As mentioned, the Ariete upgrade will make extensive use of sensors from the Centauro II tank destroyer, which is also produced by the Iveco / OTO Melara consortium. Leonardo, the parent company of OTO Melera, has even built an Ariete demonstration tank with the HITFACT MkII combat module from the Centauro II. The company has offered this solution to the Italian Army. However, the HITFACT MkII is a very light turret with weak armour protection compared to classic tank turrets.
The AMV program does not include a new combat suite. The upgrade’s main objectives involve installing an 1120 kW Iveco MTCA V12AMV engine (originally 932 kW), a new Renk HSWL 295TM gearbox, and 20% wider tracks for reduced ground pressure and better traction, plus a more powerful braking system.
However, as mentioned above, replacing the installed standard FIAT-Iveco 12V MTCA engine may not be complete. It is a factory modernization by Iveco to the V12 AMV variant (belonging to the Vector family), with an increase in working volume from 25.8 to 30 litres by replacing cylinders and pistons and crankshaft and increasing the stroke of the cylinders. Accordingly, the maximum engine power has been increased from 1270 to 1500 hp, and the maximum torque from 4615 Nm at 1600 rpm to 5800 Nm. Raising it to 1600 hp in the future is being considered in the future. The engine, when upgrading, digital control and a common rail injection system from Bosch will be installed. The IVECO/ZF LG-3000 licensed automatic transmission with a torque converter installed on the base tank is being modified with a special kit supplied by ZF. It is stated that the updated transmission will triple the torque at low revs. The suspension and rollers of the tank are also subject to improvement.
The power increase and wider belts are required to install additional ROMOR-A armour. The undercarriage protection against mines will also be improved. The tank will get a new extinguishing system and protection against weapons of mass destruction.

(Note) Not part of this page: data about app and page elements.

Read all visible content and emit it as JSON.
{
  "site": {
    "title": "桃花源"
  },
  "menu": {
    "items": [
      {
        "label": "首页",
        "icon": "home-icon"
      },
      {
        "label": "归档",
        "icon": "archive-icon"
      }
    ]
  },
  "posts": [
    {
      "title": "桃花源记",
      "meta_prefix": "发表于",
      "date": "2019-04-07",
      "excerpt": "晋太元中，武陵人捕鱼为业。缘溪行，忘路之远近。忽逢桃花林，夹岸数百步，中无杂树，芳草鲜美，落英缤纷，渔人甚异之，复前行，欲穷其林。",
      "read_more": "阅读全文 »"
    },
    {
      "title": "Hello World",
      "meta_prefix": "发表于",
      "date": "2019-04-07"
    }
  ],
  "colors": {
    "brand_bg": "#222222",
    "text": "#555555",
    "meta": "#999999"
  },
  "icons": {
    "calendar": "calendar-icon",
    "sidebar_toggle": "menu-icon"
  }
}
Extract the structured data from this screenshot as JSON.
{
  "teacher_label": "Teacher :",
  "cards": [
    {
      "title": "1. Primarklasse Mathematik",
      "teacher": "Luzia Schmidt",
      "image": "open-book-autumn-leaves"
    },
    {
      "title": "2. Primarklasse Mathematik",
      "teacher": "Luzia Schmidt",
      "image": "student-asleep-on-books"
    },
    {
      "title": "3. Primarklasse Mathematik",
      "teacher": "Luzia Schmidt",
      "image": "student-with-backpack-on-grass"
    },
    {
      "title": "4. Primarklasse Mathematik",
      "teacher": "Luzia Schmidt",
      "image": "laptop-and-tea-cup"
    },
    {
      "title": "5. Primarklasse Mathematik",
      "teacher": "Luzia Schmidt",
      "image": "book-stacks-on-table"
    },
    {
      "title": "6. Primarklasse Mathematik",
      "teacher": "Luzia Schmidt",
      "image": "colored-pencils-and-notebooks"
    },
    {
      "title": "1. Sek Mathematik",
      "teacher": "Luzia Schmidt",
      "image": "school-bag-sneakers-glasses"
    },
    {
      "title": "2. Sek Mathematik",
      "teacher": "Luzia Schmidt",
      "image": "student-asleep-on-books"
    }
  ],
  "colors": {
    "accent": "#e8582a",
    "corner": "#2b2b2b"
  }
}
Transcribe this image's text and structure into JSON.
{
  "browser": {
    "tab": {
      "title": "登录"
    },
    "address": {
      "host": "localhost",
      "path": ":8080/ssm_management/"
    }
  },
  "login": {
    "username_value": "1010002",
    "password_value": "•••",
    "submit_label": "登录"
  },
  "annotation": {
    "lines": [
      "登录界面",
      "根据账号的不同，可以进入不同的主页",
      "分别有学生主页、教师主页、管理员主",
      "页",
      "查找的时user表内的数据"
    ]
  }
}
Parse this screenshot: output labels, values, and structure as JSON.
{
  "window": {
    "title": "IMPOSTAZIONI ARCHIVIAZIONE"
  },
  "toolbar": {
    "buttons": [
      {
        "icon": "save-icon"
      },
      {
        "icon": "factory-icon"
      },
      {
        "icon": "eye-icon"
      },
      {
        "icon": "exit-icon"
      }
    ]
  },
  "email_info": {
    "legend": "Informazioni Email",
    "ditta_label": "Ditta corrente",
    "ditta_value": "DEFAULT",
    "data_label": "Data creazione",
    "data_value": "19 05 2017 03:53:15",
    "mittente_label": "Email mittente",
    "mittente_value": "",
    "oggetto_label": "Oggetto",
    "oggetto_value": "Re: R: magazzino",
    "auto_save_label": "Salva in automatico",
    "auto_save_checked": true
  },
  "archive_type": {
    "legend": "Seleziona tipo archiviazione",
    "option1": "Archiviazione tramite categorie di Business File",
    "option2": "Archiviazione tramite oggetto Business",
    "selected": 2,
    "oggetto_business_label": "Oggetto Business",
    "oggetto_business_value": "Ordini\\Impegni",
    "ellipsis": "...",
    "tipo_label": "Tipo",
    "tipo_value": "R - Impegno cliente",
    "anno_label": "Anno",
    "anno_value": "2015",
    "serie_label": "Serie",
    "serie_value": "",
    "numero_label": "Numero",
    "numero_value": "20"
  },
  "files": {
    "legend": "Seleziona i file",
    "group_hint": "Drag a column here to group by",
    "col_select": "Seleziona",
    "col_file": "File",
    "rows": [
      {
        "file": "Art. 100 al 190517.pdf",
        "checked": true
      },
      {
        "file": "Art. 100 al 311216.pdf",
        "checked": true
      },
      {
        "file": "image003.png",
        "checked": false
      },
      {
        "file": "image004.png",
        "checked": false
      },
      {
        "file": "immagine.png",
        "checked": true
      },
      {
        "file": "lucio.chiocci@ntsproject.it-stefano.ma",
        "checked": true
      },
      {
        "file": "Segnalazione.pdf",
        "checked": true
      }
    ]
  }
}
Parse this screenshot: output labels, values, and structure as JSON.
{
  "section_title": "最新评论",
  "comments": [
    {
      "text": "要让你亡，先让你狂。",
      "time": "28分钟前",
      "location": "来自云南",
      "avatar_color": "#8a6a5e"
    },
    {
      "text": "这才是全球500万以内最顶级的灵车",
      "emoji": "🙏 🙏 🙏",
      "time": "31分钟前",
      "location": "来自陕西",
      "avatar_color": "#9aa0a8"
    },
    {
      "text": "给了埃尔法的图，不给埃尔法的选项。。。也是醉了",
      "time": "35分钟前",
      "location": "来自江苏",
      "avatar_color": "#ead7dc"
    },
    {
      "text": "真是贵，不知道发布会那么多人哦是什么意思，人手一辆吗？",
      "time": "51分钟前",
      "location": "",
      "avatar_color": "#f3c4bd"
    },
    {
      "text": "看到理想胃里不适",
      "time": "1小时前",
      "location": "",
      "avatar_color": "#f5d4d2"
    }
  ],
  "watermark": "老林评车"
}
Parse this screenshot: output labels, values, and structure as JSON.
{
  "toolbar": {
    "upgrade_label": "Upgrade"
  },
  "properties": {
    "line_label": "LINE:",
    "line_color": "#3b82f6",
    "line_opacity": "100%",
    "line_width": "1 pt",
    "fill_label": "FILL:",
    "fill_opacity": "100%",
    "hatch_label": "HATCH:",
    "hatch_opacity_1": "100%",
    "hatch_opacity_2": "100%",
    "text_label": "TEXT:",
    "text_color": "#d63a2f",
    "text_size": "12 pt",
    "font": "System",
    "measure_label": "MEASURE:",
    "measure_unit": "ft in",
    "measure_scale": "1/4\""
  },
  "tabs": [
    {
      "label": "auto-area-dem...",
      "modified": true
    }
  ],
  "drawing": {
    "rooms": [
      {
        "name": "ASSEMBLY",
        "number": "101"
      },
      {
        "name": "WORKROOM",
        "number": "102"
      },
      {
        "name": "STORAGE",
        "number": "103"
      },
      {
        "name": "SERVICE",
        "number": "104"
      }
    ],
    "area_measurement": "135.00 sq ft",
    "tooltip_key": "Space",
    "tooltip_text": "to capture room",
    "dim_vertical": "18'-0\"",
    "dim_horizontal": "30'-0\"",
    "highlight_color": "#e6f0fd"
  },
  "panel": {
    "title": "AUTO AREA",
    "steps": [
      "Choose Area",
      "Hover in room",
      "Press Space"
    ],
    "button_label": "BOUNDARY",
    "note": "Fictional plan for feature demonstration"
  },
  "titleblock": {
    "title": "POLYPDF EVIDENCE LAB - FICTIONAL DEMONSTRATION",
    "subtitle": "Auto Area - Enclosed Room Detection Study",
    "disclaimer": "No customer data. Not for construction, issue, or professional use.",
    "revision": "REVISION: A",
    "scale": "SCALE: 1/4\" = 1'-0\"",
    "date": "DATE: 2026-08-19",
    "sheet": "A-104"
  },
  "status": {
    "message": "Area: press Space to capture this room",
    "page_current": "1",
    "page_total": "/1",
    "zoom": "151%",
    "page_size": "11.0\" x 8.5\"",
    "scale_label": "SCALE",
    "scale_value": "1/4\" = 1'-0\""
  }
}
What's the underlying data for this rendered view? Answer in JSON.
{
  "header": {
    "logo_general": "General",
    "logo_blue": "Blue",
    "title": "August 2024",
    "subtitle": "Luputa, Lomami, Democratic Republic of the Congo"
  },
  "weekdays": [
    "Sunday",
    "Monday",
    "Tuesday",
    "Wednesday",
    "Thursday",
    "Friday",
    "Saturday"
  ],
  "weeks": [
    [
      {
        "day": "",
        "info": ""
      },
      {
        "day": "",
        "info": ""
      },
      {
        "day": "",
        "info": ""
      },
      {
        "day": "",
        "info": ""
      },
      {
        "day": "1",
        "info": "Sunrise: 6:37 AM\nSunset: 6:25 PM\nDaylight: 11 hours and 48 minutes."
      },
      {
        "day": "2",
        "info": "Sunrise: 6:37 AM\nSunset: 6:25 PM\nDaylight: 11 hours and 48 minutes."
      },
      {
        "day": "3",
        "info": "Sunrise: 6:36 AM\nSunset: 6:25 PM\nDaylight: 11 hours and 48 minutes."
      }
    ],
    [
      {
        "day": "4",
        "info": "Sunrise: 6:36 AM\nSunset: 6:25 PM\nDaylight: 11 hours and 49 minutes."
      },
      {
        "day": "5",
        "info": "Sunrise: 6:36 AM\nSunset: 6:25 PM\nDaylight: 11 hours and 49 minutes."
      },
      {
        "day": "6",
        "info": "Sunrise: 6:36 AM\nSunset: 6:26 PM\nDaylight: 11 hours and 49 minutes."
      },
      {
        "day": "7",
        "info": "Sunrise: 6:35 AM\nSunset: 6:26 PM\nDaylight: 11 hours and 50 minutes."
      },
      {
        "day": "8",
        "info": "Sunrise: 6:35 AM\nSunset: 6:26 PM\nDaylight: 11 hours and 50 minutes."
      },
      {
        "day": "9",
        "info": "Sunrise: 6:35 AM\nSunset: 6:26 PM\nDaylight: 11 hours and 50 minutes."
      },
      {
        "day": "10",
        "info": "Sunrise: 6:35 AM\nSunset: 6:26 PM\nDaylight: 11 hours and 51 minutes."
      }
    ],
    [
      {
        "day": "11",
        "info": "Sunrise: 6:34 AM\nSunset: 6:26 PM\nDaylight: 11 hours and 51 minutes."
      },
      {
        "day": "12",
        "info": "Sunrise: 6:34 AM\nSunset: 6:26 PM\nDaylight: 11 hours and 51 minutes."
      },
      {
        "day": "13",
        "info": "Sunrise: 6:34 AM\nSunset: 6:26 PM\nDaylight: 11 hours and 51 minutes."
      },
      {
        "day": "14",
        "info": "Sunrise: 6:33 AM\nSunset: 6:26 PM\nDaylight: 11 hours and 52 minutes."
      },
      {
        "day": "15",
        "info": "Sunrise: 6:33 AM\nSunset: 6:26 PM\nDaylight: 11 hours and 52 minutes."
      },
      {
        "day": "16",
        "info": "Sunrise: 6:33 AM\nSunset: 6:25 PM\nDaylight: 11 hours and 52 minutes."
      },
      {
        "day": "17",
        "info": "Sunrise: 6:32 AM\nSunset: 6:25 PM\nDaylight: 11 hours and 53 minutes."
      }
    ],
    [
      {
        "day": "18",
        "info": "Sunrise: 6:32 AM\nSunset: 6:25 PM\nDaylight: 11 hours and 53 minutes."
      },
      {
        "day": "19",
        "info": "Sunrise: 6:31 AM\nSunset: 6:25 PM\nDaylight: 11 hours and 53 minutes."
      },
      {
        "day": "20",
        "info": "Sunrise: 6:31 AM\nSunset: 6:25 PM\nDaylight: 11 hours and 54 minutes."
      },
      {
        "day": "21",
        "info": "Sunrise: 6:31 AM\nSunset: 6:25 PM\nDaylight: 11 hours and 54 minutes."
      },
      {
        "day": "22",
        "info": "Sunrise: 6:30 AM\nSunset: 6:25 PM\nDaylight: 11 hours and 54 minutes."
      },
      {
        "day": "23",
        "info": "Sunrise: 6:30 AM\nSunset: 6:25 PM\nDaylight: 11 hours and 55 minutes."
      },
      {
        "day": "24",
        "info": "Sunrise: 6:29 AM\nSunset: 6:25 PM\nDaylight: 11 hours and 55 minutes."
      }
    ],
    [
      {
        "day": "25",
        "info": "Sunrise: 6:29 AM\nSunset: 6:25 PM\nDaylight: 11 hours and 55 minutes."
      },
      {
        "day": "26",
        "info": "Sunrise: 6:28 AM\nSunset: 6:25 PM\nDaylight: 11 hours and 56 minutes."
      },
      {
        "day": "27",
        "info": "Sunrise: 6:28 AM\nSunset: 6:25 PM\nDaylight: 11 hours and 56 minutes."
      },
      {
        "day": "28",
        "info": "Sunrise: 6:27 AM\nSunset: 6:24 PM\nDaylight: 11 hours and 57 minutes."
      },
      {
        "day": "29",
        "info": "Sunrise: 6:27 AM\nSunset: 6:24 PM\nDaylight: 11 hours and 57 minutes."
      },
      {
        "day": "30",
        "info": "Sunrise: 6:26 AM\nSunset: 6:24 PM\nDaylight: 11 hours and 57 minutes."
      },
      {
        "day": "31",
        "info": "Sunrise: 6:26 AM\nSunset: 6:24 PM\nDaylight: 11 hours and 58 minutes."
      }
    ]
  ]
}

The brain of the Ariete AMV tank will be the Italian TURMS-T (Tank Universal Reconfiguration Modular System) fire control system, which includes the Lothar gunner’s sight and the ATTILA-D commander’s panoramic sensor.
The tank’s main armament will remain the 120 mm OTO 120 cannon (length 44 calibre) with a smooth bore with a service life of 800 rounds (apparently valid for powerful sub-calibre ammunition). The maximum theoretical rate of fire is up to eight rounds per minute. There are 15 pieces of ammunition in the turret and another 27 rounds in the chassis.
A 7.62 mm MG3 machine gun is coupled to the cannon, and the other is mounted on the turret roof. The range of angles of the cannon is from -9 to +20 degrees. Electro-hydraulic drives ensure their movement.